With two Michelin stars already under his belt for Umu, owner and head chef Yoshinori Ishii is now a master in the art of kaiseki cuisine. Originally presented to the royal noble classes, a kaiseki dinner today follows these ancient traditions, serving up to 12 courses of Japanese cuisine and ensuring that the entire experience embodies the concept of ‘omotenashi’, which means generous hospitality.
This is because the central tenet of kaiseki is to convey respect, which means Ishii aims to not only produce a tasting menu of the highest-possible quality, but to make guests feel cherished and relaxed.
For Ishii, the quality of the glasses, plates, bowls, chopsticks and spoons used in his restaurant are central to this quest. In a nine-course meal held during London Craft Week, he wanted to celebrate the exquisite craftsmanship of his countrymen, and allow his guests to focus on the sensual experience that occurs when eating his Michelin-starred food on plates that look like art and drinking saké out of ornate glasses that could be jewellery.
“I believe every aspect of a kaiseki meal must feel like art and give pure pleasure because there is beauty everywhere you look,” he says. “The finest kaiseki meals are an expression of both time and place, and that is what I have tried to encapsulate here. I wanted to speak to you without too many words.”
The evening began when a large wooden box was placed on the table. Reminiscent of a scene from Alice in Wonderland, inside there were 20 glistening multi-coloured glasses from Horiguchi Kiriko, made by Toru Horiguchi. Some represent love, others represent youth or bravery but all were hand crafted from thin delicate glass that had been cut, polished and refined to the highest degree. We each picked one and a shot of perfectly chilled saké was poured inside.
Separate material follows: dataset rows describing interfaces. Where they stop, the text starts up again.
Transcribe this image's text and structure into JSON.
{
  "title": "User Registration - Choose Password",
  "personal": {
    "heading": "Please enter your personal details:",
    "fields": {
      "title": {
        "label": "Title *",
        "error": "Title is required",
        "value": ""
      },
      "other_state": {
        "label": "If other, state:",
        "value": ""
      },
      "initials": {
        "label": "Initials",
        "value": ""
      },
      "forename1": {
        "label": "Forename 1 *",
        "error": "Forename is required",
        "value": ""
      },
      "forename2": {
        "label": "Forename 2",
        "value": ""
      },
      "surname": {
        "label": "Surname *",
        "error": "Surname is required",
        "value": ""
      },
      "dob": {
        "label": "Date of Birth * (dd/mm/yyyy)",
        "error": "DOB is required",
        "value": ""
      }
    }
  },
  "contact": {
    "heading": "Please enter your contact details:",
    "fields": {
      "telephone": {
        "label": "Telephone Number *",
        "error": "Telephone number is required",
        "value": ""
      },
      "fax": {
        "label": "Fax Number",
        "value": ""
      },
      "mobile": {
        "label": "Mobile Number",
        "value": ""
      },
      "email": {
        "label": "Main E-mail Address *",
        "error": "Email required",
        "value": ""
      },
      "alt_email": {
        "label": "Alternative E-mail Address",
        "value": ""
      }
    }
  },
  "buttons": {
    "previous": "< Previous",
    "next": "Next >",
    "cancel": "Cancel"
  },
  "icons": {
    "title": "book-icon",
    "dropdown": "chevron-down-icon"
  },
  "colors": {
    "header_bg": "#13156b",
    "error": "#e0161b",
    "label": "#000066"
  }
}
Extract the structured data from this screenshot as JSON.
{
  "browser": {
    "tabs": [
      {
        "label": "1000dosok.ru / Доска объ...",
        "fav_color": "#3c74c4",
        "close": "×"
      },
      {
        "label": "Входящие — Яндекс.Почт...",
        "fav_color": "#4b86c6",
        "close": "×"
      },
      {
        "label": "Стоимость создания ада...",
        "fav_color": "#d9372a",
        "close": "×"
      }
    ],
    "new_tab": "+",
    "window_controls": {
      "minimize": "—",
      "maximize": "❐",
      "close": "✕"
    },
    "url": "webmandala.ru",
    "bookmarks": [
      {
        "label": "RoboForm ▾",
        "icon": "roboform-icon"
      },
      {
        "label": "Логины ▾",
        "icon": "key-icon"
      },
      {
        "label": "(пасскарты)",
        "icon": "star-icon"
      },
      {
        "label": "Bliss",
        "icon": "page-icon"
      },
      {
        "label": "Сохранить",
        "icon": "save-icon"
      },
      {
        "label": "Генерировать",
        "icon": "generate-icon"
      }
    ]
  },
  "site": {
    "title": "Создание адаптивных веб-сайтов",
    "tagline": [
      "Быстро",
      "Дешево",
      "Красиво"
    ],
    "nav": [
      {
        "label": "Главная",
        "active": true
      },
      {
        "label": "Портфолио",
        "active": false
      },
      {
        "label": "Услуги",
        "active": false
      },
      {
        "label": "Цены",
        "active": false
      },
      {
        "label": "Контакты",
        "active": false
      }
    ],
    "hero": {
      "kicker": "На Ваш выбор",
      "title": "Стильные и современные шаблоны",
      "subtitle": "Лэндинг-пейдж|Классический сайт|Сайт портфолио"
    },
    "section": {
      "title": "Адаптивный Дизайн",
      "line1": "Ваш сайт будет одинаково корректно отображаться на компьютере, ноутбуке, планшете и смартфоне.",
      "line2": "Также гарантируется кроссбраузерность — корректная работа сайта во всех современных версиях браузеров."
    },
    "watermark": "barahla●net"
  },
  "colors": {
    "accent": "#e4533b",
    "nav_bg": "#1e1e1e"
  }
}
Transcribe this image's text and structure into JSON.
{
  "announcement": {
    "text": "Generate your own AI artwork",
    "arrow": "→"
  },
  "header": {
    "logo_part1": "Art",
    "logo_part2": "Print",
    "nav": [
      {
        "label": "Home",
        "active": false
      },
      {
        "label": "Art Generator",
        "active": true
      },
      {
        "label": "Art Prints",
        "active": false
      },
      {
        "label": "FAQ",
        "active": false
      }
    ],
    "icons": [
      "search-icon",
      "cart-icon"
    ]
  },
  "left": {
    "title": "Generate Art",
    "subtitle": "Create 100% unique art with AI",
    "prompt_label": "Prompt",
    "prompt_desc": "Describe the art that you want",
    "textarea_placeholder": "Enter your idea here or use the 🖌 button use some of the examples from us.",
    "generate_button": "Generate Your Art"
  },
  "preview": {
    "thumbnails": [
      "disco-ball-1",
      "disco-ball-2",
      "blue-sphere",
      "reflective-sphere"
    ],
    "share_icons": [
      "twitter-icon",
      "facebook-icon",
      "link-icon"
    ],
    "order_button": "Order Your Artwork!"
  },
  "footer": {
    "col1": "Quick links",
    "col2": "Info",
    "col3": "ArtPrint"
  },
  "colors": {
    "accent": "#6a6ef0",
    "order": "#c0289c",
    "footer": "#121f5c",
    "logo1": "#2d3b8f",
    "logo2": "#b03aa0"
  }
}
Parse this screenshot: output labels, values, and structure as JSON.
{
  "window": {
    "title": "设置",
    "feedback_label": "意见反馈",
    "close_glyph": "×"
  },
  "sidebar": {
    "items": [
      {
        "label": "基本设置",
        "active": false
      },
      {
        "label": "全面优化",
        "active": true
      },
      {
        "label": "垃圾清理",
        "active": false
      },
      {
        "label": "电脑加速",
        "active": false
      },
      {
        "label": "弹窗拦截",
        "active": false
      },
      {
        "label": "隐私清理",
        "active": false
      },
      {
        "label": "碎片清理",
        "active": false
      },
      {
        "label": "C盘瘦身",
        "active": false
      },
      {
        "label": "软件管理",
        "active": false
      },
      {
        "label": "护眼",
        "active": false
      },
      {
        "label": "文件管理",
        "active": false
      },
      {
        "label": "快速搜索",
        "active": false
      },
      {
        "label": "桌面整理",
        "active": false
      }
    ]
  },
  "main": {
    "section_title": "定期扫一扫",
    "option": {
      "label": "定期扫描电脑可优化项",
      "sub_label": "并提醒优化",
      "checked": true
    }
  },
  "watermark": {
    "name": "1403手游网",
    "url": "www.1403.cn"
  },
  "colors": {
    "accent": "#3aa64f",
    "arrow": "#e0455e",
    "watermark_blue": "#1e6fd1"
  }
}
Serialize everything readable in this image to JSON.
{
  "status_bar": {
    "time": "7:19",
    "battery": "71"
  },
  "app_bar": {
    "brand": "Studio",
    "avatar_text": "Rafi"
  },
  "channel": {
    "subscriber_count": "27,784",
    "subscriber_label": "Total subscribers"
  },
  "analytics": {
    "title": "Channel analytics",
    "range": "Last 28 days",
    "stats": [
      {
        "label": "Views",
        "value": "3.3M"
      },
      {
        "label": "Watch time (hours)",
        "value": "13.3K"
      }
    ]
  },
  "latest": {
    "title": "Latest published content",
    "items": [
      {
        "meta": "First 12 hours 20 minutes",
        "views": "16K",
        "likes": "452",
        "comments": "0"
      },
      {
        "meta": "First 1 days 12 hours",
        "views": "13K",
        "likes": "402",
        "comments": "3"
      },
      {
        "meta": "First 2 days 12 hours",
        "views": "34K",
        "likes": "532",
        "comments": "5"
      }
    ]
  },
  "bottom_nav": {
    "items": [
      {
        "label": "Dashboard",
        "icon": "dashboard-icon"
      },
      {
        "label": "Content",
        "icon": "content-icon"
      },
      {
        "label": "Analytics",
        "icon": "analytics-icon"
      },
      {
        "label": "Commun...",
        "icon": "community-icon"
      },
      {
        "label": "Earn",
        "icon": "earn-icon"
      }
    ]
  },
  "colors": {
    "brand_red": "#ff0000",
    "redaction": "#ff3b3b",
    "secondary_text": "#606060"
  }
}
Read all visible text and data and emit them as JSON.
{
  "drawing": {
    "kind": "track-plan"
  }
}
Once the meal began, the nine courses were served on a variety of plates. Some were glass slabs whittled down by Toru Horiguchi with hidden messages appearing as the Portuguese red pawns on tosazu jelly or the Cornish white fish usuzukuri were slowly removed.
Most of the other plates were made by Kazuya Ishida, an artist born in Bizen, a Japanese city famous for its ceramics. Renowned for the sculpture-like pottery he produces in his noborigama and anagama wood-fired kilns, his work is highly individual. On his raw, exposed plates, we ate grilled quail with kasu saké egg and homemade tofu purée with morel mushrooms. There was one exception only, the akadasku miso soup, which Ishii served to us in ornate, black-and-gold-painted bowls from his personal collection that date back 400 years.
It was an exceptional evening, with guests including some of the most distinguished members of the Japanese community in London, writers, art collectors and the designers themselves, and conversation should have been flowing. But as we finished our ninth and final course of strawberries with sakura mousse on a plate decorated with wild flowers and washed down with sparkling saké in delicate 100-year-old glasses, the table was struck into silence by the dedication we had witnessed.
“Kaiseki chefs strive for excellence in every detail,” says Ishii. “Because it is through the details we can tell our story.” And in a small restaurant in Mayfair, we realised just how rich and beautiful Ishii’s narrative was.